Reading Catherine Keyser’s Playing Smart

The seventh installment of the MagMods book club reading of Catherine Keyser’s Playing Smart comes from Robert Scholes, Research Professor of Modern Culture and Media and Professor Emeritus of English, Comparative Literature, and Modern Culture and Media at Brown University.  Along with making major contributions to the study of Joyce, narrative, structuralism, and modernism, Professor Scholes is one of the leading figures in modern periodical studies.  He is the founder and director of  the Modernist Journals Project, the co-author with Sean Latham of the influential 2006 PMLA article “The Rise of Periodical Studies,” and the co-author with Cliff Wulfman of the invaluable book Modernism in the Magazines (2010).

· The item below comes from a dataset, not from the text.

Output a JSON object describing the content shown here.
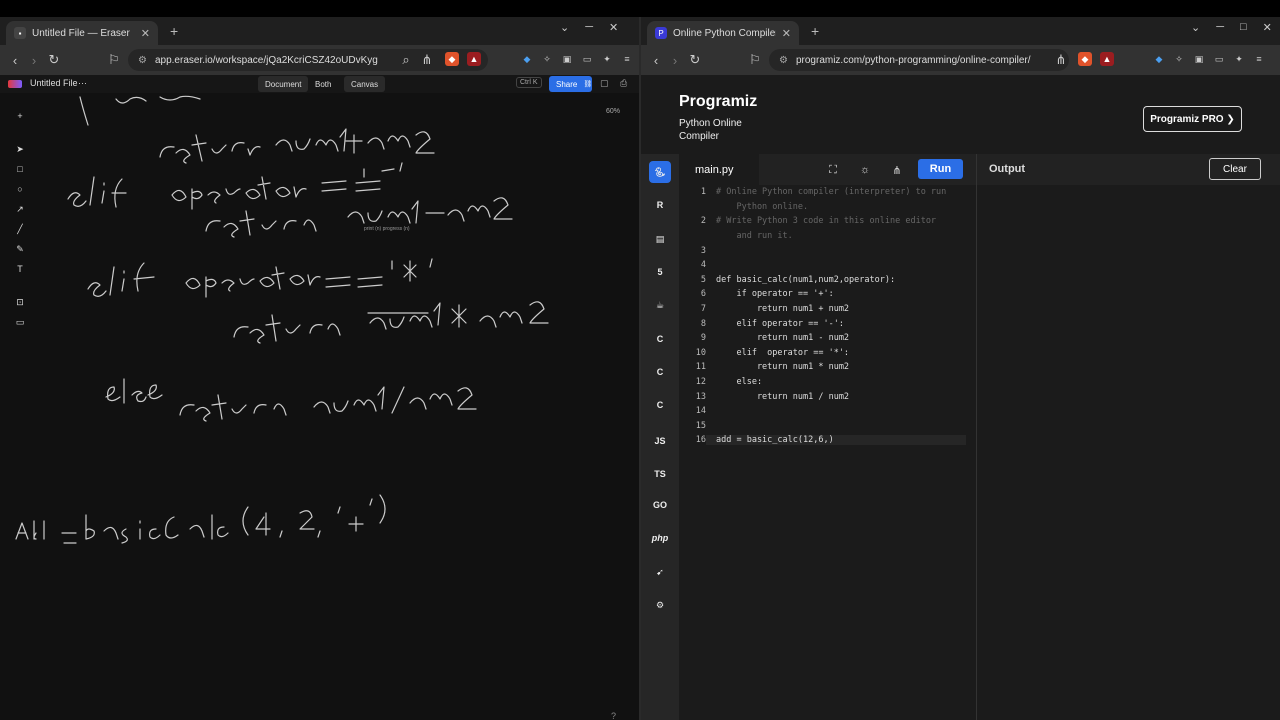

I liked Catherine Keyser’s book a lot, because I learned a lot from it–both about writers I knew pretty well, like Mary McCarthy and about others I should have known more about but didn’t, like Dawn Powell.  I am not sure, however, that, if pressed, I could neatly summarize the thesis of the book as a whole: something about smartness as a two-edged weapon for women, I suppose, enabling them and wounding them at the same time. What I learned, however, beyond the elegant close readings of a variety of texts, was something about the way that magazine culture worked from the twenties through the sixties. This book doesn’t just read magazines, it reads the way magazines play roles in the lives and in the fictions of the writers that are discussed. The smart magazine–whether socially, culturally, or politically smart–mattered in that world. I don’t know if any print medium matters that much in our own day, though I rather think television has largely replaced the magazine, now, and digital social networks may be getting ready to challenge television. What I wonder, then, is whether smartness is tied to that world. It seems less visible in our own. I suspect that smartness and the magazines of modernism are tightly linked–a message and a medium that belonged together, so that we really need to understand one to understand the other. Anyway, I am grateful to Catherine Keyser for what she has taught me and for what she has led me to think about, as I read her book over the last couple of weeks.

Word Count

The latest installment of the Times Humanities 2.0 is up, and its a good one:  it’s all about Dan Cohen and Fed Gibbs’s work at George Mason’s Center for History and New Media, where they’re using a Google digital humanities grant to count words in Victorian books the titles of 1,681,161 books that were published in English in the UK in the long nineteenth century, 1789-1914, tracking, for instance, the decline of “universal” and the rise of “science.”  I have a few compunctions about this kind of analysis, particularly when it comes to single works; it’s never just count but context (e.g., a word cloud of Portrait of the Artist would probably put “unconscious” and “smithy” at the near invisible level) that makes meaning.  At the same time, this strikes me as vital work for modern periodical studies, which won’t really get off the ground if all it does is just more close reading of articles and issues.  We need loads of data and good ways to analyze and synthesize it, and Cohen and Gibbs’ study of Victorian books looks promising for magazines.  Indeed, one hopes that they’ll extend their study to magazines, since I would argue periodicals provide a much better index to historical transformation than books do.  Of course, counting periodical titles won’t get us too far. The problem has always been that there’s been too much to read.  That’s still a big problem, but this kind of quantification makes it a little smaller.  Here’s a link to a post about the conference paper discussed in the Times article; it’s from  Dan Cohen’s own blog, as is the image above.

The Codex Helpdesk

I’m sure plenty of you have seen this already, but I thought it made a nice (funny!) commentary on our approach toward the other side of the codex model: